Katmandu Partners LLC — an Upland, Calif.-based full-service coloration and apparel company — has
introduced Kinetic Colorization™, a short-run, demand-activated coloring and printing technology.
Developed by Critical Mass, the technology is expected to bring fabric dyeing and apparel
manufacturing back to the United States from overseas, as it enables quick production and color
changes, thereby allowing customers to sample variations of styles without incurring the high costs
associated with sample production. It also enables production on demand, which facilitates quick
response to consumer preferences.
According to Katmandu, Kinetic Colorization is an advanced form of dye sublimation. The
proprietary technology sets off the energy stored in high-tech fabrics to create micro tunnels that
transport the dye through the center of the fiber, permanently trapping color below the fabric’s
surface. Unlike most conventional fabric coloring processes, the technology does not require the
use of water or chemicals, so it leaves no toxic residue. The process also can be used to dye many
nylons that previously could not be dyed using any form of sublimation. Katmandu reports the
process does not affect the performance features of a garment, and that fabrics colored using the
process demonstrate vibrant color, good wash fade resistance, durability and abrasion resistance.
“Kinetic Colorization is a replacement for both traditional wet printing and chemical dye
processes,” said Mark Robinson, president, Katmandu Partners. “Using energy multipliers, Kinetic
Colorization vastly improves energy conservation, product differentiation, and economics of
traditional wet printing.”
Kinetic Colorization facilitates a high degree of dyeing control and enables both

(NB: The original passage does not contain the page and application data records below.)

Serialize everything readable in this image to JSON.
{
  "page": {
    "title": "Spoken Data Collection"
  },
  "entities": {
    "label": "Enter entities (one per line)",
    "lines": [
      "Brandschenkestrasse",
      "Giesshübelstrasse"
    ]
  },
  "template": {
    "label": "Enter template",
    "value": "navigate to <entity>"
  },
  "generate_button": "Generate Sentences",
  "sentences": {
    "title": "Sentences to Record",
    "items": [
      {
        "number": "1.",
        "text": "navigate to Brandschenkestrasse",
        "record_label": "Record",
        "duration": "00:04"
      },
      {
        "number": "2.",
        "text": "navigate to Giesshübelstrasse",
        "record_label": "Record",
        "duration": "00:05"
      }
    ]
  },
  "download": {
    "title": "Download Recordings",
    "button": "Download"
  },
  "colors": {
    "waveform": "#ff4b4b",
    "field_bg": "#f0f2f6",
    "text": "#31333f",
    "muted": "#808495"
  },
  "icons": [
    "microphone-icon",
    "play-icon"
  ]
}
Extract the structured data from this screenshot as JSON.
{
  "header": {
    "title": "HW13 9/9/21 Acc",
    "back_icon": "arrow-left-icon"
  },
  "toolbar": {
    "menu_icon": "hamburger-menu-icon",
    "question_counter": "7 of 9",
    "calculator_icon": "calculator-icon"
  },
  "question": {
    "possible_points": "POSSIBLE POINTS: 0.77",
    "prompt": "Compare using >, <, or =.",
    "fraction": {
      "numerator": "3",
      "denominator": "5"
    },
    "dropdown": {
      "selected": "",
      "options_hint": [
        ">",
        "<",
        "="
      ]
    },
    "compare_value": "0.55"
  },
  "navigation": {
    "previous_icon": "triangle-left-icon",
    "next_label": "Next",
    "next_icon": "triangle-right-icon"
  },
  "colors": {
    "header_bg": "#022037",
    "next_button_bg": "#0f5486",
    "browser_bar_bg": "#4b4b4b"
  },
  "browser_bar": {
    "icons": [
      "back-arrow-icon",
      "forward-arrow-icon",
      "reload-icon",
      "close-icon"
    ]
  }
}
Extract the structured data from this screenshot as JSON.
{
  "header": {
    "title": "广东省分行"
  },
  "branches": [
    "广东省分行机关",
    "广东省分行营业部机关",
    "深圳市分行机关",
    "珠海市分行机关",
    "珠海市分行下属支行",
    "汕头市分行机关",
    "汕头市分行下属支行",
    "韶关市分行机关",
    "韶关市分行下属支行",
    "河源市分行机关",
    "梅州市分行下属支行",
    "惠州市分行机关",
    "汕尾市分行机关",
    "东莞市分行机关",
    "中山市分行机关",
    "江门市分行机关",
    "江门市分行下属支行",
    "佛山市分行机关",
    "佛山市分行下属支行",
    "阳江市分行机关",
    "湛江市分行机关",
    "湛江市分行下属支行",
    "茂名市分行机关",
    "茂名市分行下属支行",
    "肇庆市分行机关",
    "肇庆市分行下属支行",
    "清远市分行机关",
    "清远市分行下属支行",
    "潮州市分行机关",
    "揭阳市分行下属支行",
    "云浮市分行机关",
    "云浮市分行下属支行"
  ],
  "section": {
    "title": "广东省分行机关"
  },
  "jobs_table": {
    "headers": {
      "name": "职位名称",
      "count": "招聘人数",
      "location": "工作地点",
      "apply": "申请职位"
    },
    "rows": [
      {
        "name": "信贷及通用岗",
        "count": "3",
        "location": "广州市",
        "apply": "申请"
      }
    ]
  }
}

pass-through color and pattern print coloration for customizable items such as fully reversible
single-ply garments and double-sided garments with different colors and patterns on each side. The

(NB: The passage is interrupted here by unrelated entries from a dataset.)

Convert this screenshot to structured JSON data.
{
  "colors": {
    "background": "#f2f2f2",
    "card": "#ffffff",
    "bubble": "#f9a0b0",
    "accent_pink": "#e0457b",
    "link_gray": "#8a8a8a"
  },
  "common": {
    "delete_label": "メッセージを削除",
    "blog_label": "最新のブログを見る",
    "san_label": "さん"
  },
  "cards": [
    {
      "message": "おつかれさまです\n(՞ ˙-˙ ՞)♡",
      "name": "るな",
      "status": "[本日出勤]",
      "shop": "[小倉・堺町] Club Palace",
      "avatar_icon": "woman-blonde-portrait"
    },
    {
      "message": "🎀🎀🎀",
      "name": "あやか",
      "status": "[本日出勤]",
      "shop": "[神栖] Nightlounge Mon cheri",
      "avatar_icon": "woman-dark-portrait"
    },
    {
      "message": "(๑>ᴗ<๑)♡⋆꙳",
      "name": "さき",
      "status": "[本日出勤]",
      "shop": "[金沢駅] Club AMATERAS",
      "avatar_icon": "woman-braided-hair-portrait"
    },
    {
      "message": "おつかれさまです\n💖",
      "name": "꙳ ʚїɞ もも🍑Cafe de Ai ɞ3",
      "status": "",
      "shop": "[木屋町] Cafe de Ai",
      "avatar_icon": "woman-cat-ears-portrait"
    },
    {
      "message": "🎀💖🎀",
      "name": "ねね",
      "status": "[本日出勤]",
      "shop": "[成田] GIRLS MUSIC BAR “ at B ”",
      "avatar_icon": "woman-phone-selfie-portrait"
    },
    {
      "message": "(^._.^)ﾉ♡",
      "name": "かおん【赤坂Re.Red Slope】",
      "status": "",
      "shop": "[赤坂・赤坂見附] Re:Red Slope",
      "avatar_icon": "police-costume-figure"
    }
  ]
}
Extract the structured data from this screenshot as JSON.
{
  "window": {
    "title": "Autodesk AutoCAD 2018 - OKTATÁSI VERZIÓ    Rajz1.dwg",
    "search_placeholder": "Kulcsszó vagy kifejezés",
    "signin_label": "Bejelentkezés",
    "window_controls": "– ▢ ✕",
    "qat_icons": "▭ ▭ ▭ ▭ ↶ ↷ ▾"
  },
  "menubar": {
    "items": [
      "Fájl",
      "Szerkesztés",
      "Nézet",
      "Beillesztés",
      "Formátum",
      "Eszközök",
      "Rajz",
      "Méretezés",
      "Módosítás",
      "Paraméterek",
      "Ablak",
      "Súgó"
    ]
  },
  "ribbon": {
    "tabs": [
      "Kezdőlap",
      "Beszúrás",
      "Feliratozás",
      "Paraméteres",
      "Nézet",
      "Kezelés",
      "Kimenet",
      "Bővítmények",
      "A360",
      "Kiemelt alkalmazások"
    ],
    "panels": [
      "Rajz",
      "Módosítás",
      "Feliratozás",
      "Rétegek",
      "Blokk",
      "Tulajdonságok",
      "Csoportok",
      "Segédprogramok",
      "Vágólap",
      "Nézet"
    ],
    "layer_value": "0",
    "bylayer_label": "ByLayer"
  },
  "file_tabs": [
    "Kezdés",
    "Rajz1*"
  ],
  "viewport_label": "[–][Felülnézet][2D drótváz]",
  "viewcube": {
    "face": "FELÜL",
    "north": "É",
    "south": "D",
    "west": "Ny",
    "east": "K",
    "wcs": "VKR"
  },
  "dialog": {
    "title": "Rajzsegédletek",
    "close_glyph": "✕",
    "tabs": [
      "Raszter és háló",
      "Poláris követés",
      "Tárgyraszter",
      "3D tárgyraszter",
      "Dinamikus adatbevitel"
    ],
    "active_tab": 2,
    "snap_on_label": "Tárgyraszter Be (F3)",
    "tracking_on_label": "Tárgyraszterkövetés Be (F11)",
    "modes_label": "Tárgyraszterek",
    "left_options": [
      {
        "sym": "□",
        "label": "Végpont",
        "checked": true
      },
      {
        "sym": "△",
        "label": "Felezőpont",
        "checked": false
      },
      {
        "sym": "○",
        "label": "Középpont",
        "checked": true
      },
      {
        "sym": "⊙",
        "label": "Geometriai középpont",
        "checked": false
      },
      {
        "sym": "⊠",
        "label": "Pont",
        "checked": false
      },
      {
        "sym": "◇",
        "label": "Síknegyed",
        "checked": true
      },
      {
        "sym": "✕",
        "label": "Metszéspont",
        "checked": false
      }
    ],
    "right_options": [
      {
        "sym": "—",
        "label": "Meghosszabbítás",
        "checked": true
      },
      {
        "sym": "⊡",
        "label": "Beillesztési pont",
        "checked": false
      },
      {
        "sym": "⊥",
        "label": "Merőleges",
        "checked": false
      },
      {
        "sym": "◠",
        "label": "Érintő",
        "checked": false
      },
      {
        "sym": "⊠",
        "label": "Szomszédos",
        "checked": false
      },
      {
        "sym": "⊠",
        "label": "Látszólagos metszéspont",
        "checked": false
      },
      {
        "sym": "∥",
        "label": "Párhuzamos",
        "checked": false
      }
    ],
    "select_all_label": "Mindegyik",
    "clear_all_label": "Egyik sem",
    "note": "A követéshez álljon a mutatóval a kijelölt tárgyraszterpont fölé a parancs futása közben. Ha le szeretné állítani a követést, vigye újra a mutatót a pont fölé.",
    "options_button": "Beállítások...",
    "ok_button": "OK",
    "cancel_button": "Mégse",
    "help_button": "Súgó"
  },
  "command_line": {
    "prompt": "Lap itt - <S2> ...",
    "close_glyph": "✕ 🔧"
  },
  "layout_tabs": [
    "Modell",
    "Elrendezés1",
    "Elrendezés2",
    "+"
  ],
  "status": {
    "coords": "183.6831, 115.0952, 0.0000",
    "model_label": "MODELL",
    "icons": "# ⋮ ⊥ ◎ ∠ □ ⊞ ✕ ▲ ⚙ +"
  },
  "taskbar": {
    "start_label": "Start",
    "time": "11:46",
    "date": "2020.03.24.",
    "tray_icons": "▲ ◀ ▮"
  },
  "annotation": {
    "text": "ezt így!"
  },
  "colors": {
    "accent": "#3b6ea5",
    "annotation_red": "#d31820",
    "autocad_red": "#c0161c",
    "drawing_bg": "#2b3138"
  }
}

process may be used on apparel, military fabrics, home décor and point-of-purchase signage, among
“We are working with surf companies, active wear apparel companies, outdoor backpack
companies as well as some of the specialty mills and the military with regards to coloring their
fabrics,” said Brian Henry of Katmandu.
June 28, 2011